▸ **Your assignment**: Return the lines below that carry the word "data".

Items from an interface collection
============

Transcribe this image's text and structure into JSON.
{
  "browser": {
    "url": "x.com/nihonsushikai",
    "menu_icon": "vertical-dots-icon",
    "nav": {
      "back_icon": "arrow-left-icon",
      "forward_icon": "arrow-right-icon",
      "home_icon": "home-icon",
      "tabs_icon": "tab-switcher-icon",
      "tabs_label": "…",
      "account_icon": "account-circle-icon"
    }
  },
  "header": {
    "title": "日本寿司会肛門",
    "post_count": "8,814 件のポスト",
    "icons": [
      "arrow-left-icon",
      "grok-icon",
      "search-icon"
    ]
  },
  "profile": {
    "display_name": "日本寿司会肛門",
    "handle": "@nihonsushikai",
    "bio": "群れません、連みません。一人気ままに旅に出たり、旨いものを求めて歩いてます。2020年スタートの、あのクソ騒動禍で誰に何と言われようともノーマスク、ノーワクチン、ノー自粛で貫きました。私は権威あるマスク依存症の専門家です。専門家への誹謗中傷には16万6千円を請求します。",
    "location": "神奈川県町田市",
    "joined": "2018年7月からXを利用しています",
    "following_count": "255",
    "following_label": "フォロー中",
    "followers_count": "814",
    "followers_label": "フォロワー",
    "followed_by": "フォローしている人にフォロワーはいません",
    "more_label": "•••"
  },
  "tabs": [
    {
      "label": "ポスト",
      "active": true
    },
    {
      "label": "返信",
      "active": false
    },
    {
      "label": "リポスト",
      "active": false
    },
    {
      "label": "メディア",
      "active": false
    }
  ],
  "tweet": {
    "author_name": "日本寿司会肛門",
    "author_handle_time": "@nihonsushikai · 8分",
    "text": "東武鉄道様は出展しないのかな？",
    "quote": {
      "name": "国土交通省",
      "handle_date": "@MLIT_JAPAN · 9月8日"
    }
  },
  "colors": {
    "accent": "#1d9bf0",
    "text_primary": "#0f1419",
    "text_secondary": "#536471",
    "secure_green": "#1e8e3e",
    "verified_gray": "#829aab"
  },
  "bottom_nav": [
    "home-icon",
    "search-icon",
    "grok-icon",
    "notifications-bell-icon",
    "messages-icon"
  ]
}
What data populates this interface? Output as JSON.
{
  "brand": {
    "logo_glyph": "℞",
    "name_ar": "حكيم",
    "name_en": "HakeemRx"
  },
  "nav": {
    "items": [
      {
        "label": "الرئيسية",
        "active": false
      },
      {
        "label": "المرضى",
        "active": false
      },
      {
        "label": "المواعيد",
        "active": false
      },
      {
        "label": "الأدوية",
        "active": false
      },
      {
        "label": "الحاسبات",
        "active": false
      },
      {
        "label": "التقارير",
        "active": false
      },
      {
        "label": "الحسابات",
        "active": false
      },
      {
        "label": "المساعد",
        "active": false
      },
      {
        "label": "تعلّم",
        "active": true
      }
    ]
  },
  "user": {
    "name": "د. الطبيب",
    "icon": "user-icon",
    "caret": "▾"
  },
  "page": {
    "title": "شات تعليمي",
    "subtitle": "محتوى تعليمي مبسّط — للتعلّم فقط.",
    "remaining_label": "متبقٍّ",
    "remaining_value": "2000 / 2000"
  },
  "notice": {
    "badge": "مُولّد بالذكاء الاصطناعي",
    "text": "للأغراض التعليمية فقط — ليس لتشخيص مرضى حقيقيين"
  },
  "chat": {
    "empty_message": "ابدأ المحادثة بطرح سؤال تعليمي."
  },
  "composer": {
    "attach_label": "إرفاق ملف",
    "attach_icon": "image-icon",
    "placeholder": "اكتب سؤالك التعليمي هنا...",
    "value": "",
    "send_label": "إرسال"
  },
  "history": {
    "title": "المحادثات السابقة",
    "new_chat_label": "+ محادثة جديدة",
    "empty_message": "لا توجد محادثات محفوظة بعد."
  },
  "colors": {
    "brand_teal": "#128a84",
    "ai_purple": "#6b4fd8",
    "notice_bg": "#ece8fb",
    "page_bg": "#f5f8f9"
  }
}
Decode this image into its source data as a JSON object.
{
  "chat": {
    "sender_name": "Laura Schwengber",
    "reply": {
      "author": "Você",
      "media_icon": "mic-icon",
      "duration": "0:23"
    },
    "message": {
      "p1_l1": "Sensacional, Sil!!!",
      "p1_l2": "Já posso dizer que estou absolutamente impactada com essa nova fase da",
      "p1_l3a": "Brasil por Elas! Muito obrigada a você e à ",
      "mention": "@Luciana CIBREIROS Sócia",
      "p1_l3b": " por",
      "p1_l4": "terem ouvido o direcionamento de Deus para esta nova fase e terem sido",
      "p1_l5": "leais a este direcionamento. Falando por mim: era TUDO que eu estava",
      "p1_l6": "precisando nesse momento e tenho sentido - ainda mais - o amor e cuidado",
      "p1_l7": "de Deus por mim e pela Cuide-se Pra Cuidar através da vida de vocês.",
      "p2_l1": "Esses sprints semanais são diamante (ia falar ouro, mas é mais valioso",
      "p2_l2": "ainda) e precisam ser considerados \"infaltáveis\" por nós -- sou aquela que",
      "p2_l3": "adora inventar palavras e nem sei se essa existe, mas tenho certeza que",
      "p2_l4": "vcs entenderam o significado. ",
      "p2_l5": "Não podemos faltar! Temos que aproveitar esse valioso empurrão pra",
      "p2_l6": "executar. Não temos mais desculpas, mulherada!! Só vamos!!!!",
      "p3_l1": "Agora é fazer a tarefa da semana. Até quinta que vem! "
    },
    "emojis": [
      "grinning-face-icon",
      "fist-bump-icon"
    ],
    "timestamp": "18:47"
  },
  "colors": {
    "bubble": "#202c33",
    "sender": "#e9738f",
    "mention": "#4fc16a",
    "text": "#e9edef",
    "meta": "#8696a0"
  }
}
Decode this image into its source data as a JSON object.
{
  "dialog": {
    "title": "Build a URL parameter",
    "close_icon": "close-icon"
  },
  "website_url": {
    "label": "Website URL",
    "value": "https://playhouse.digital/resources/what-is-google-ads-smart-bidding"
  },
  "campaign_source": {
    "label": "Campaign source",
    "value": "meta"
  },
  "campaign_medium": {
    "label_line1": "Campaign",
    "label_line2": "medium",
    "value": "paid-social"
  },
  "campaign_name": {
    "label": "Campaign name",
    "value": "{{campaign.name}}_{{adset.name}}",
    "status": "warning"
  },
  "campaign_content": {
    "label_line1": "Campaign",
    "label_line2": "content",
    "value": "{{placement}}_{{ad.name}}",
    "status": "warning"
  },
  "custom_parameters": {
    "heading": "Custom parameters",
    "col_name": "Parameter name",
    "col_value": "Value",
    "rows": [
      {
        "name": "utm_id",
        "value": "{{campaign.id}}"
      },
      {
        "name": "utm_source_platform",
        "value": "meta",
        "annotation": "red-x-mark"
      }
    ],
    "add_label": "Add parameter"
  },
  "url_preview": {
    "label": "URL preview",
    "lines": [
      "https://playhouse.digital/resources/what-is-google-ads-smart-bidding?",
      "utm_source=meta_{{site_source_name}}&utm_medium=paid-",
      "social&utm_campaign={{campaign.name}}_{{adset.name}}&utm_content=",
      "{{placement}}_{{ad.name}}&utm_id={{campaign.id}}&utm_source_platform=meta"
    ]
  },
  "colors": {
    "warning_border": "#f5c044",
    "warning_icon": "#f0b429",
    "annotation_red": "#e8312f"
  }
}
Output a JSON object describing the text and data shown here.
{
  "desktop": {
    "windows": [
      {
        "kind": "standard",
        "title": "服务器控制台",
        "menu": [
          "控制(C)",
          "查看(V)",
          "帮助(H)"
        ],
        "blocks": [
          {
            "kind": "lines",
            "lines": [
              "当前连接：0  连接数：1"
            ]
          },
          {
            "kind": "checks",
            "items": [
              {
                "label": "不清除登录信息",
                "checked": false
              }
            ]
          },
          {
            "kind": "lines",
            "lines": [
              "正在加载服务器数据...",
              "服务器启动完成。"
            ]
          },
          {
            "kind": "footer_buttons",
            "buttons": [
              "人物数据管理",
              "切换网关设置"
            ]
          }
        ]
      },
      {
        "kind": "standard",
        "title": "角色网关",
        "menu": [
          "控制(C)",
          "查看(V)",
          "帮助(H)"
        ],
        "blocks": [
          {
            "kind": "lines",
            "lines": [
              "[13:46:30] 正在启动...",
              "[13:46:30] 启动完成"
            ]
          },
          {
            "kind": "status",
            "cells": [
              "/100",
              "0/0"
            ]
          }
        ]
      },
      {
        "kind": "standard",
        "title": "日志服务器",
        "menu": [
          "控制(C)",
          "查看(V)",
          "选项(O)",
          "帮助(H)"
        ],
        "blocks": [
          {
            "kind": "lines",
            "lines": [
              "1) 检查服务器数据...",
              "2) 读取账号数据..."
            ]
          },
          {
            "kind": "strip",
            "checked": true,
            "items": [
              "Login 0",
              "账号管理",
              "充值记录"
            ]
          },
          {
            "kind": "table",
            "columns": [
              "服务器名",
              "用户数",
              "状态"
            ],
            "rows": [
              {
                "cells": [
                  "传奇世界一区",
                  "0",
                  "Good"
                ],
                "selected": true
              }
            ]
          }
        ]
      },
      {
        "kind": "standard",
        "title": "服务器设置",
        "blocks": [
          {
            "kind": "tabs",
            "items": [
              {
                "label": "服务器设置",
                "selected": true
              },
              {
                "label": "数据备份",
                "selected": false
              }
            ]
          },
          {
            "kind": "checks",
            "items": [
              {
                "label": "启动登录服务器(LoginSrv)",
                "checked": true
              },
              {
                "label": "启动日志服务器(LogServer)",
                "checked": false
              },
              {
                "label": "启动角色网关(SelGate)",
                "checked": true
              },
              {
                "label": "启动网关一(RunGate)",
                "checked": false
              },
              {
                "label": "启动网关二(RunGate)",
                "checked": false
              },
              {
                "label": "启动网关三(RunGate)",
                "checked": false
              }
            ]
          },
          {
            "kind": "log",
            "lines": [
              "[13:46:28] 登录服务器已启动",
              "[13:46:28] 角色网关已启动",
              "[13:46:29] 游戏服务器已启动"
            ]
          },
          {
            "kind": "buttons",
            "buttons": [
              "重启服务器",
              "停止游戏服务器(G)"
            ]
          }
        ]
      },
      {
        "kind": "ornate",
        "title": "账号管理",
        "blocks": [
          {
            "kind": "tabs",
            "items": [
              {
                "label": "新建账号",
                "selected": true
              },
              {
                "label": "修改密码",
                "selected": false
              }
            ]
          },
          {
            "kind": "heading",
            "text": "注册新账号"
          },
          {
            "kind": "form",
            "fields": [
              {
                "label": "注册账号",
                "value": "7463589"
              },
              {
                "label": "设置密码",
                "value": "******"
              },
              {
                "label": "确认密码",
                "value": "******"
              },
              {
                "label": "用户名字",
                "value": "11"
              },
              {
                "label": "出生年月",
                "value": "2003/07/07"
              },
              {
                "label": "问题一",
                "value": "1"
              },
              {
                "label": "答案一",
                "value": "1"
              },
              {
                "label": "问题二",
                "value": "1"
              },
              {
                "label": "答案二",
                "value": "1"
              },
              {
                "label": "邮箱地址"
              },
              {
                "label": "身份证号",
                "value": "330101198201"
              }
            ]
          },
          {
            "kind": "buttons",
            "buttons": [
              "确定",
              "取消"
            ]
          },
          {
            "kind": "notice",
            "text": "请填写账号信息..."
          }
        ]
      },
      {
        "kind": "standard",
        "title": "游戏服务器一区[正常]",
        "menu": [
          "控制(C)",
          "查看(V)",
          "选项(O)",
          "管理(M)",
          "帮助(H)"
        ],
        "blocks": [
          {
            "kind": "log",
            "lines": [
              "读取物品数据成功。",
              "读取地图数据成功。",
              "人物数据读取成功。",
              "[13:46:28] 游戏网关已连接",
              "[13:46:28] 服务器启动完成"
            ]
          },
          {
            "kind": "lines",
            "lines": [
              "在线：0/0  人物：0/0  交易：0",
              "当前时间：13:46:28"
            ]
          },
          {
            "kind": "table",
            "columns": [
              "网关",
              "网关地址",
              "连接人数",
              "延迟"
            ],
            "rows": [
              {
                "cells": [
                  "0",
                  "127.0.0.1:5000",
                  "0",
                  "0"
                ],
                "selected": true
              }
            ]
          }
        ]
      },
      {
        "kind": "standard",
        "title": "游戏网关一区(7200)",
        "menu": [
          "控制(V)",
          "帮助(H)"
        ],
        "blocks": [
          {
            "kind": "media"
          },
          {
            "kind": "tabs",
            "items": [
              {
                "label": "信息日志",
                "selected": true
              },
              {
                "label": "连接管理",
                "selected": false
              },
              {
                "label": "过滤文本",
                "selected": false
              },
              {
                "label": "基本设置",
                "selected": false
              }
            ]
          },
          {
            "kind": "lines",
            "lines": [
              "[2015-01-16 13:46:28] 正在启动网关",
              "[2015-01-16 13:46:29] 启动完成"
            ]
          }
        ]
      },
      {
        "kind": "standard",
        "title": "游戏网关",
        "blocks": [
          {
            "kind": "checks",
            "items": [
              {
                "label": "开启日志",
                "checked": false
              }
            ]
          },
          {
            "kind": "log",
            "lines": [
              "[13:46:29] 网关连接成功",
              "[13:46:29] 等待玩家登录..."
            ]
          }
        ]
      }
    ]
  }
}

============

▸ **Task solution**:
What data populates this interface? Output as JSON.
Decode this image into its source data as a JSON object.
Decode this image into its source data as a JSON object.
Output a JSON object describing the text and data shown here.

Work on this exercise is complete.